▶ [RECORDS SHOWN]
+-------+
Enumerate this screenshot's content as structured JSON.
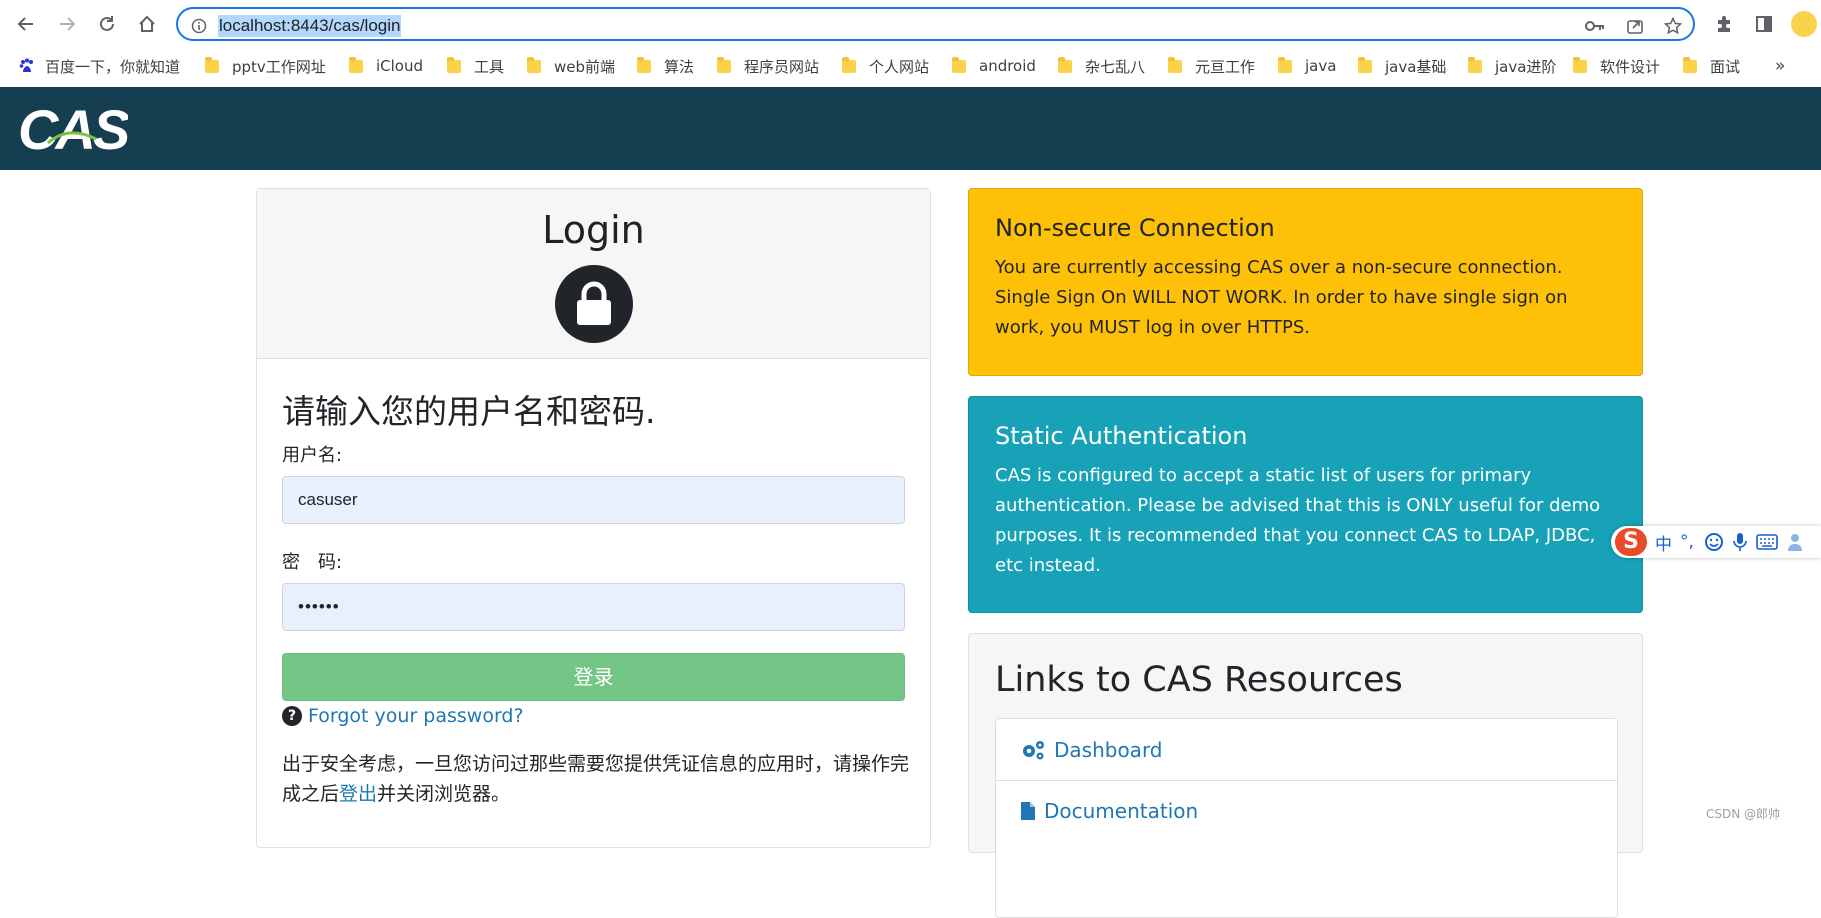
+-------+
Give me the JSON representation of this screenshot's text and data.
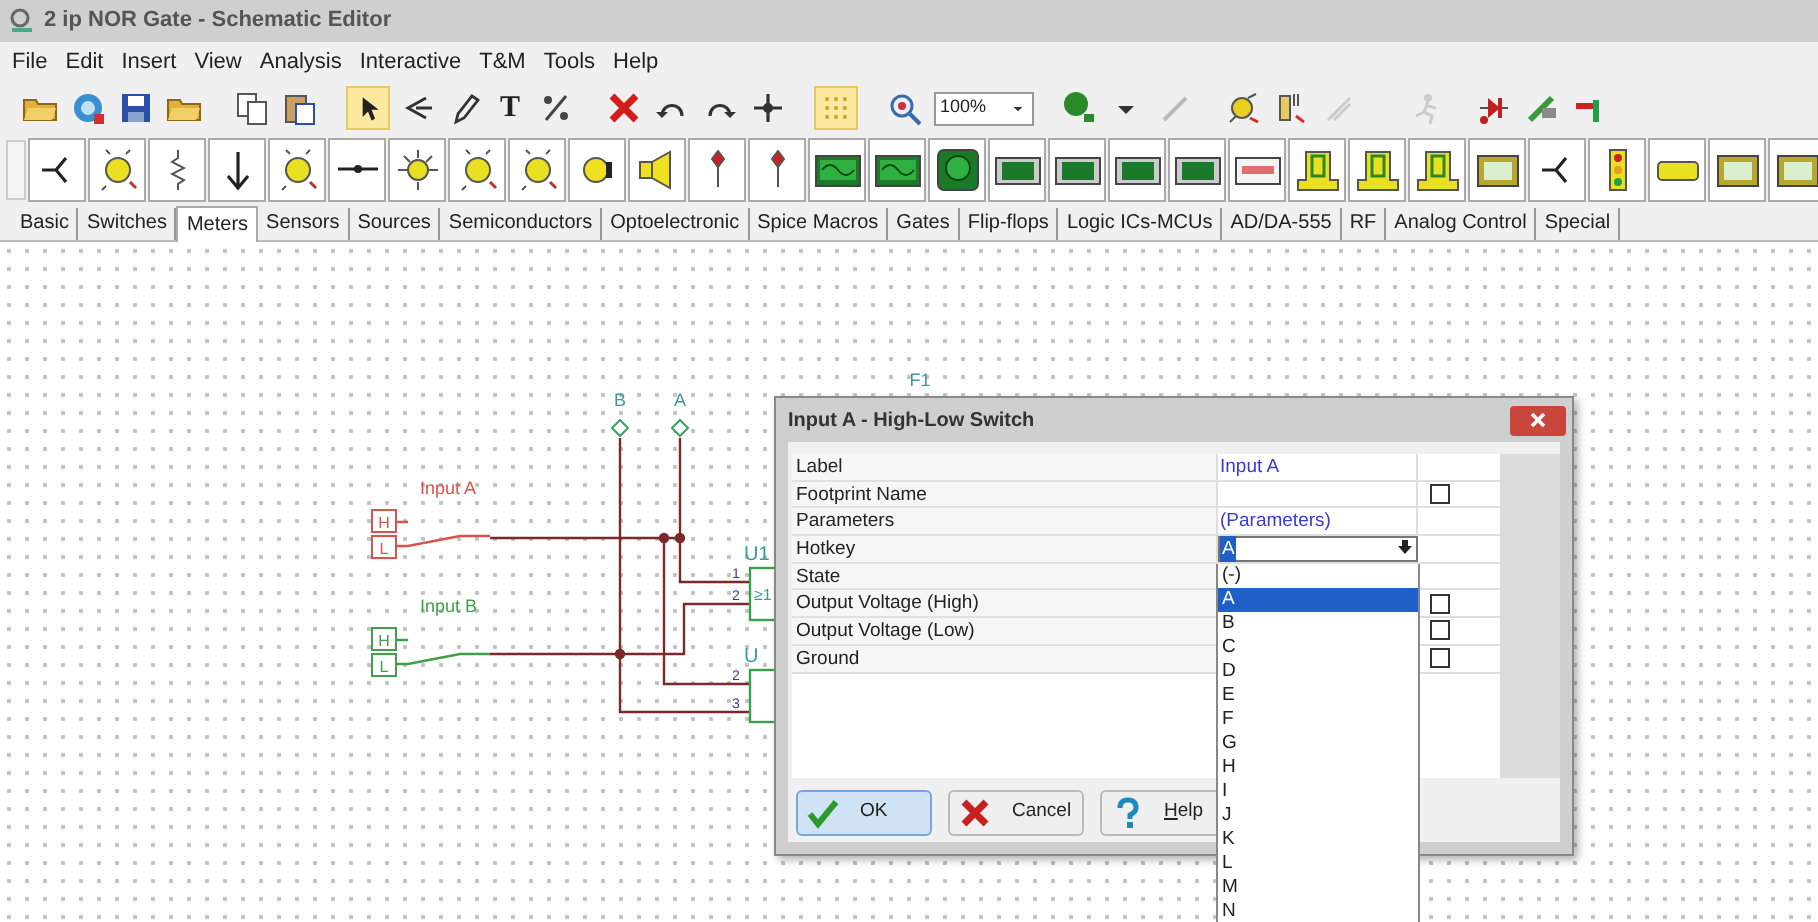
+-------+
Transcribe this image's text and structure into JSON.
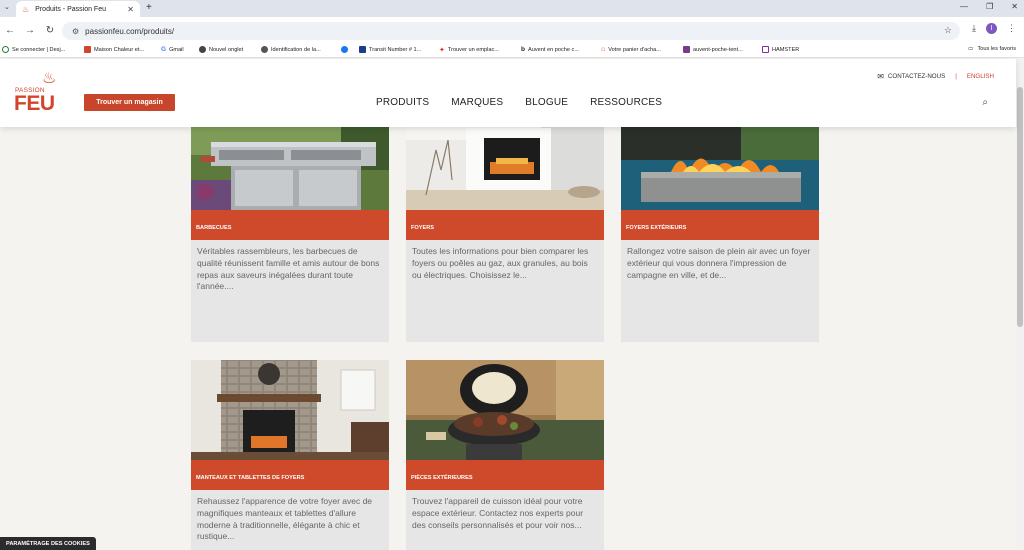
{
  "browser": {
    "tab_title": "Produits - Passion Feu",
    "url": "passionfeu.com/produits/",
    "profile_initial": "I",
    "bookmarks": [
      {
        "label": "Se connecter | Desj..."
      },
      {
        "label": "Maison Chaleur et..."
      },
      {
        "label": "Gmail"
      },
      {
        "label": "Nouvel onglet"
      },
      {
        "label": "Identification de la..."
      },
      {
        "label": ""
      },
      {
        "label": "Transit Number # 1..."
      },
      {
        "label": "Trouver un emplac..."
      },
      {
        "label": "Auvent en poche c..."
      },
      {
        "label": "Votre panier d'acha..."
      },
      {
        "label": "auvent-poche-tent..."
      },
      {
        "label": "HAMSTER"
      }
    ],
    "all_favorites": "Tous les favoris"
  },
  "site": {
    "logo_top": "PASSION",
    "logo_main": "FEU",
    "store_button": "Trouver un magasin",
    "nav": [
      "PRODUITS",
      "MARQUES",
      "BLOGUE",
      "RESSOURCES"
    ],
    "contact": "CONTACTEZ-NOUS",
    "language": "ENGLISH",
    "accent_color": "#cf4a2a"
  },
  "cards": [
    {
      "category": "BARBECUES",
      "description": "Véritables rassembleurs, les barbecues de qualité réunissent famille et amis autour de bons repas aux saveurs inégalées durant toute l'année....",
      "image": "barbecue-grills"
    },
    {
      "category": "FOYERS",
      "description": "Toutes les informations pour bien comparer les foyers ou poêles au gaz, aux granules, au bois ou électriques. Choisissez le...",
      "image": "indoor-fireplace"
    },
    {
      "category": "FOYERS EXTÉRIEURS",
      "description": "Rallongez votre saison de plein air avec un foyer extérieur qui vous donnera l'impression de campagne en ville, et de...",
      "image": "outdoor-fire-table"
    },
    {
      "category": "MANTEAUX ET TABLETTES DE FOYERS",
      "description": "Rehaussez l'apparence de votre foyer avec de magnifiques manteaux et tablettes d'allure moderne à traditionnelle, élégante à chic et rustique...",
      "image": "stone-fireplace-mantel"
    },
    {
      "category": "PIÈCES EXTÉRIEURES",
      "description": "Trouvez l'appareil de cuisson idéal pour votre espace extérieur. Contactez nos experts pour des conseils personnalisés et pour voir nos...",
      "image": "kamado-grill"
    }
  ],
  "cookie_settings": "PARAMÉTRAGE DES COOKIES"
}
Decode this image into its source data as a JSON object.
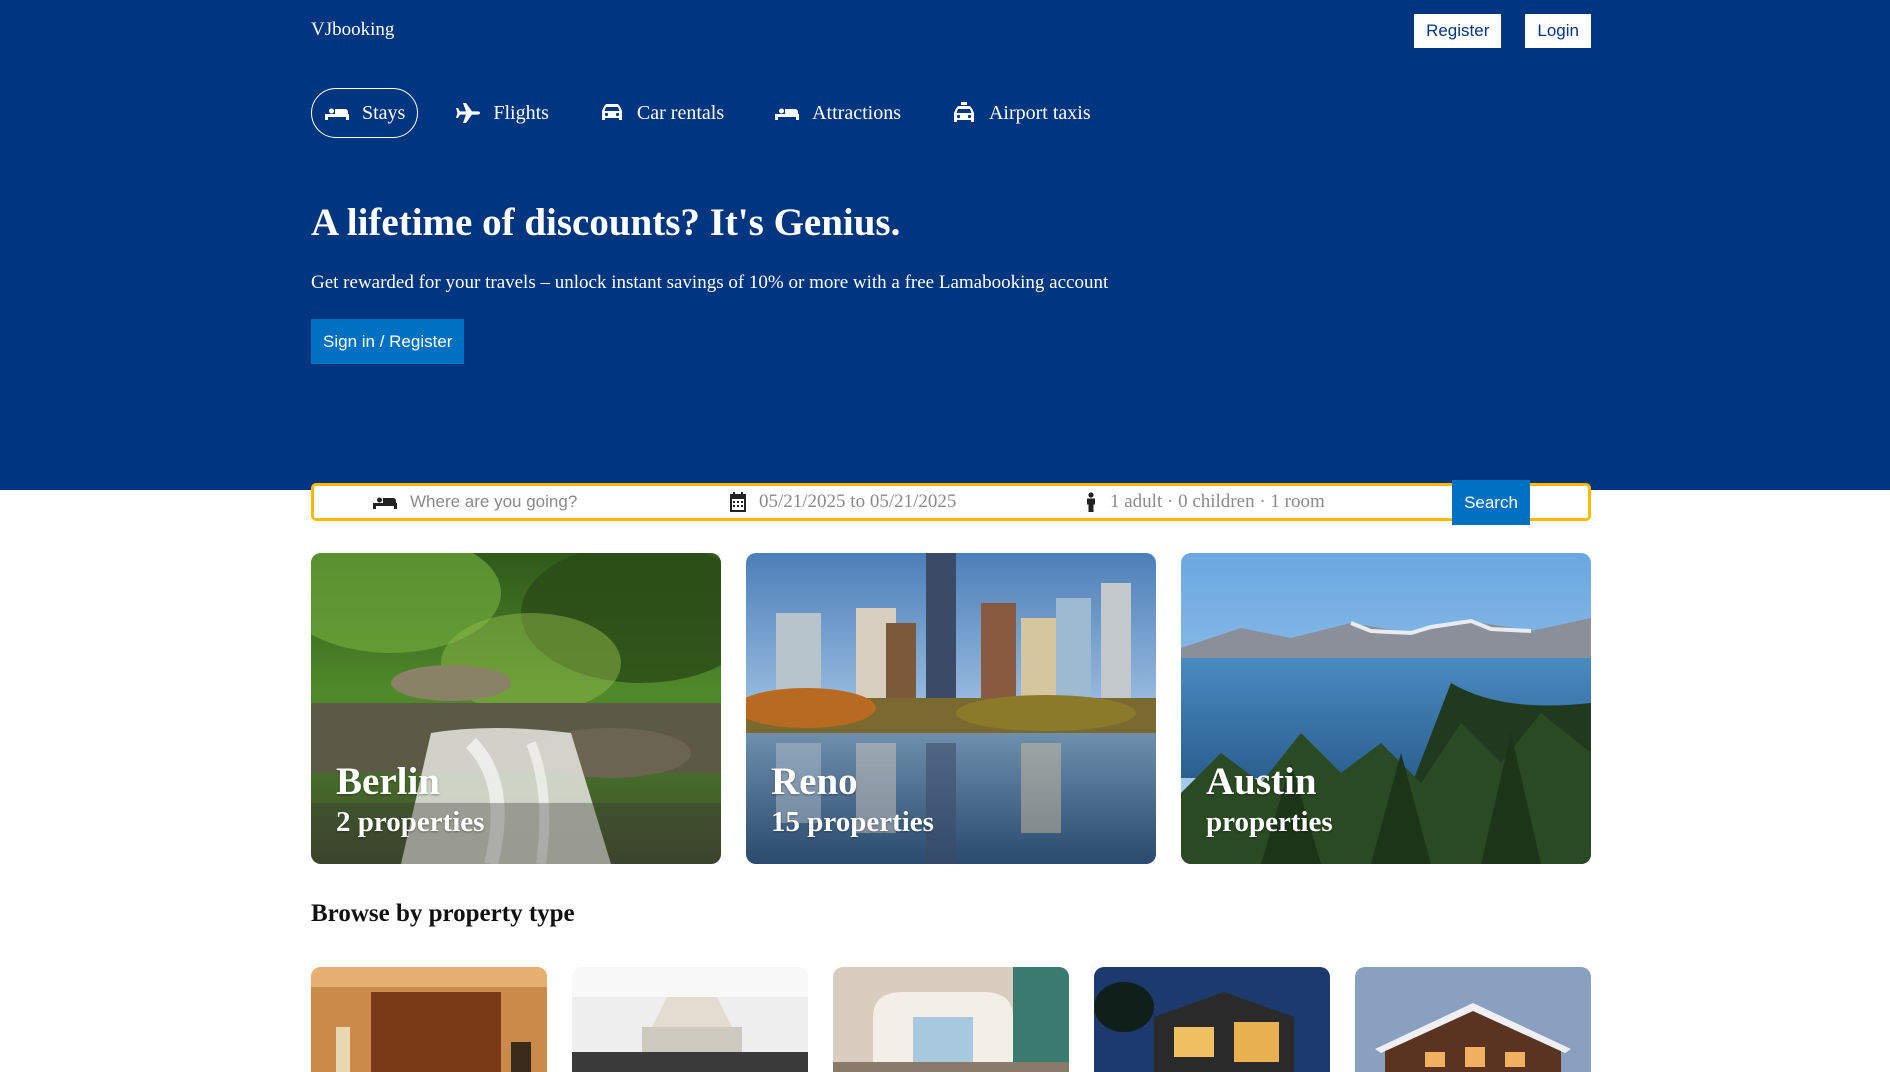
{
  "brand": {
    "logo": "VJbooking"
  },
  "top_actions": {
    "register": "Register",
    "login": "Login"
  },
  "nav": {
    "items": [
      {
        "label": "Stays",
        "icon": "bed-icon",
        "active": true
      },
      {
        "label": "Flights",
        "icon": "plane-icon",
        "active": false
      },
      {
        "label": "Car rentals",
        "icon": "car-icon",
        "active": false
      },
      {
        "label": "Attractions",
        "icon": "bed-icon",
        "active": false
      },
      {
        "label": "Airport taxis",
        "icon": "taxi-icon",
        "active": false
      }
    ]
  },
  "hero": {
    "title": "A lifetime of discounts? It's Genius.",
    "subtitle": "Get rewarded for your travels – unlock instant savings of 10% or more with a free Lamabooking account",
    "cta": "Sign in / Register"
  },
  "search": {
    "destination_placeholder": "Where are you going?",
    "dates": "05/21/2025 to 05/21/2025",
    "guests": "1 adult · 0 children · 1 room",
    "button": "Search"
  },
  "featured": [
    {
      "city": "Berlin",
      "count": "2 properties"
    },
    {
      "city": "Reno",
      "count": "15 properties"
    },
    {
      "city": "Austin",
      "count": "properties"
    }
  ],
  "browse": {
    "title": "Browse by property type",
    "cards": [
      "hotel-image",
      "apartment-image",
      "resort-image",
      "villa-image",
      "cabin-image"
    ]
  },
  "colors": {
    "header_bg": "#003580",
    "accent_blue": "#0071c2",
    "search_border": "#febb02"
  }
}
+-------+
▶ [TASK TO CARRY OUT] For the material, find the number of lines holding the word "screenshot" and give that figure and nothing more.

▶ [FINAL ANSWER] 2